What can the government do to help our rice farmers?
Our food producers may not have food on their very own plates. There has been a downward pressure on paddy and rice prices owing to surplus production.
As of this Boro season in May, farmers have produced approximately 200 million tons of rice. There are dual forces at play -- those that increase costs of production and those that lower market prices.
According to the Department of Agriculture Marketing (DAM), the average wholesale price of paddy was Tk12.97 per kg as of May 20. The cost of producing a maund (approximately 40kg) is almost Tk1,000 but the market selling price is far below at Tk500-600.
If farmers persistently incur these losses, farmers’ living standards and our overall food security as a nation could be undermined.
Drivers of high cost of production
The production process is plagued with inefficiencies which push up the costs of production. Farmers often require labour assistance, especially during harvesting season.
However, there is then a limited supply of labour available relative to farmers’ demand. Additionally, even if laborers are available, they charge a high wage rate which farmers cannot usually afford.
This has resulted in farmers not being able to harvest crops in a timely manner. The efficiency of the production process could also greatly benefit from mechanization.
Currently, even though 92% of land is prepared using some form of technology, there are other areas that could use further mechanization. Only 3% of the land uses machinery/instruments to incorporate fertilizers.
For transplanting and harvesting, this proportion is lower at 1%. For storage, the usage is 3-4%. Limited use of technology coupled with labour supply problems make it virtually impossible for farmers to operate efficiently.
Drivers of low prices
Simultaneously, there isa downward pressure on prices received by farmers. To safeguard farmers and consumers from price volatility, the government intervenes in the market by buying crops from farmers and create their own reservoirs (“buffer stocks”).
During seasons of high prices/low supply, the government releases their own stocks, increasing supply, thus stabilizing prices. During seasons of low prices/high supply, the government generates demand in the market by buying from farmers, thus driving prices up.
However, this has not been carried out sufficiently in Bangladesh. The volume of production of food products has been 800 million tons. But the reservoir of the Ministry of Food with regards to paddy, rice, and wheat is only 2.1 million tons.
The department of food frequently buys less than the predetermined amount. In the last Boro season, the government was supposed to purchase around 1 million tons of paddy from the farmers. But they ended up buying less than a quarter of that amount.
To make matters worse, our farmers compete with imports. Despite our surplus production, there have been imports of products in a similar category. In FY2017-18, a staggering 4 million tons of rice have been imported.
This creates excess supply and places a further downward pressure on rice prices. The market is also dominated by private traders and millers who have the negotiating power to drive down prices they pay farmers. 40% of the final market price benefits millers and other private sector intermediaries.
On May 22, the National Board of Revenue increased the import duty on rice to create a financial disincentive for importers. The duty was increased from 28% to 55%. While the customs duty was kept constant at 25%, the regulatory duty was raised from 3% to 25%. But this may be too late as a huge volume of rice has already been imported.

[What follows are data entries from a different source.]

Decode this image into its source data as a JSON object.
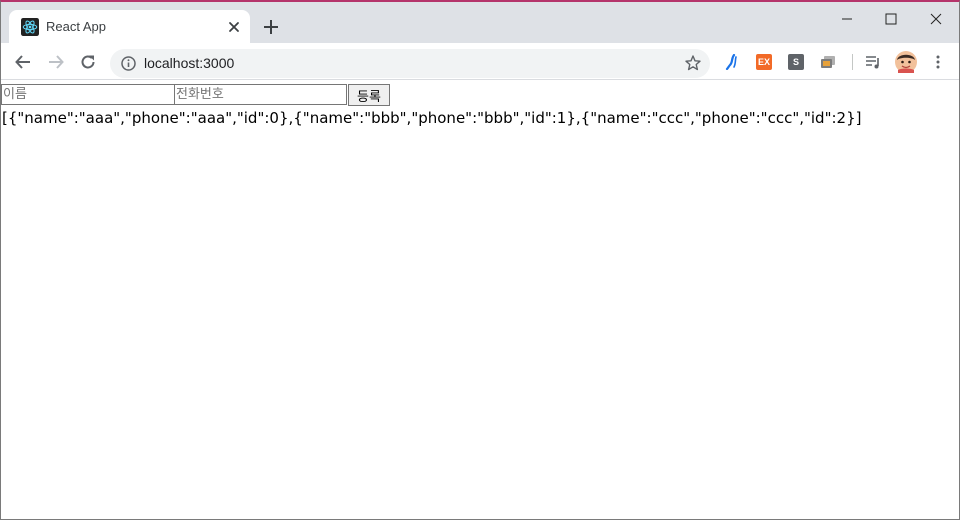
{
  "tab": {
    "title": "React App",
    "favicon": "react-logo-icon",
    "close_icon": "close-icon"
  },
  "new_tab_icon": "plus-icon",
  "window_controls": [
    "minimize-icon",
    "maximize-icon",
    "close-icon"
  ],
  "toolbar": {
    "back_icon": "back-arrow-icon",
    "forward_icon": "forward-arrow-icon",
    "reload_icon": "reload-icon",
    "url": "localhost:3000",
    "info_icon": "info-icon",
    "bookmark_icon": "star-icon",
    "extensions": [
      {
        "name": "stylus-extension-icon",
        "color": "#1a73e8"
      },
      {
        "name": "ex-extension-icon",
        "label": "EX",
        "color": "#f26a27"
      },
      {
        "name": "s-extension-icon",
        "label": "S",
        "color": "#5f6368"
      },
      {
        "name": "cast-extension-icon",
        "color": "#8a8a8a"
      }
    ],
    "media_icon": "media-queue-icon",
    "profile_icon": "avatar",
    "menu_icon": "kebab-menu-icon"
  },
  "form": {
    "name_placeholder": "이름",
    "phone_placeholder": "전화번호",
    "submit_label": "등록"
  },
  "output": "[{\"name\":\"aaa\",\"phone\":\"aaa\",\"id\":0},{\"name\":\"bbb\",\"phone\":\"bbb\",\"id\":1},{\"name\":\"ccc\",\"phone\":\"ccc\",\"id\":2}]",
  "colors": {
    "tabstrip": "#dee1e6",
    "omnibox": "#f1f3f4",
    "accent": "#1a73e8",
    "react": "#61dafb"
  }
}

Furthermore, there have also been delays in the government’s procurement of paddy and rice. Procurement was supposed to occur on April 25 but actually began later in mid-May.
The government has provided financial assistance to farmers. For the past few years, Tk9000cr has been allotted. Most of these funds are allocated towards fertilizers, diesel, and electricity.
However, the allotted funds have not been completely spent. Sufficient investment and expenditure should be directed towards technological innovation, improving warehouses, storage facilities (egsilos).
Farmers would reap long-term benefits from these steps, as these would further increase efficiency driving down costs. Subsidies may not be an effective tool, as millers (as opposed to growers) may gain advantages. The government directly purchasing crops from farmers seems to be the best way forward.
India’s minimum support price
In India, one of the central agricultural policies is the Minimum Support Price (MSP) which safeguards farmers from price volatility. Prior to the beginning of a season where surplus production is expected, the government determines a specific price.
When the market price falls below that price, the government purchases stocks directly from farmers at the predetermined price. To effectively implement this policy, access to comprehensive data is required -- price targets should be determined for each individual commodity and should also take note of production costs to ensure farmers retain profits.
Technology can also be utilized to predict periods of excess production, giving both farmers and the government the opportunity to react quickly.
Mamun Rashid is a leading economic analyst.